Early Children’s Literature

Early Children's Literature Collection

1810-1894
42 items 0.5 linear feet
Call no.: RB 017
Image of The New Picture-Book (1837)
The New Picture-Book (1837)

Publishers in Western Massachusetts engaged in a brisk trade in books intended for children during the antebellum years, producing chapbooks to teach reading, didactic works on morals and comportment, and toy books for reward and entertainment.

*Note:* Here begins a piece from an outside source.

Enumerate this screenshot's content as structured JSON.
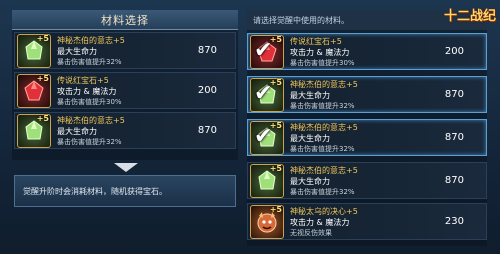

Brief and most often simply produced, the books are noted for their diminutive size, stock woodcut illustrations and characteristic moralistic tone, but they are rich sources for understanding popular conceptions of childhood, education, religious life, and marketing in the book trade, among other subjects.

The majority of the works in the Early Children’s Literature collection were products of the antebellum press in western Massachusetts, produced and distributed by printers such as John Metcalf (Wendell and Northampton), Anson Phelps (Greenfield), and A. R. Merrifield (Northampton). There are examples of chapbooks from other printers, most notably Mahlon Day of New York and the American Sunday School Union in Philadelphia.

Acquired variously.

Subjects

  • Children's literature--Massachusetts
  • Toy and movable books

Contributors

  • Metcalf, John, 1788-1864

Types of material

  • Books
EarthAction

EarthAction Records

1992-2008
26 boxes 39 linear feet
Call no.: MS 562

Established by Lois Barber in Amherst, Massachusetts in 1992 with their first campaign at the Earth Summit in Rio de Janeiro, EarthAction has been organizing international campaigns ever since. As the world’s largest action network, the group’s campaigns address a variety of global issues from climate change and nuclear weapons to children’s rights and empowering women to protect the land. With a mission both to inform people about pressing problems facing the world and to move them to action, EarthAction creates and distributes information kits aimed at different audiences: individuals and groups, policymakers, and journalists.

The collection includes administrative files that illustrate the process of building a campaign, financial records, and publications, as well as action, legislative, and media kits created for many of the group’s international campaigns.

Gift of Lois Barber, 2008-2017

Subjects

  • Environmental justice
  • Environmentalism
  • Peace movements
  • Social action
  • Social justice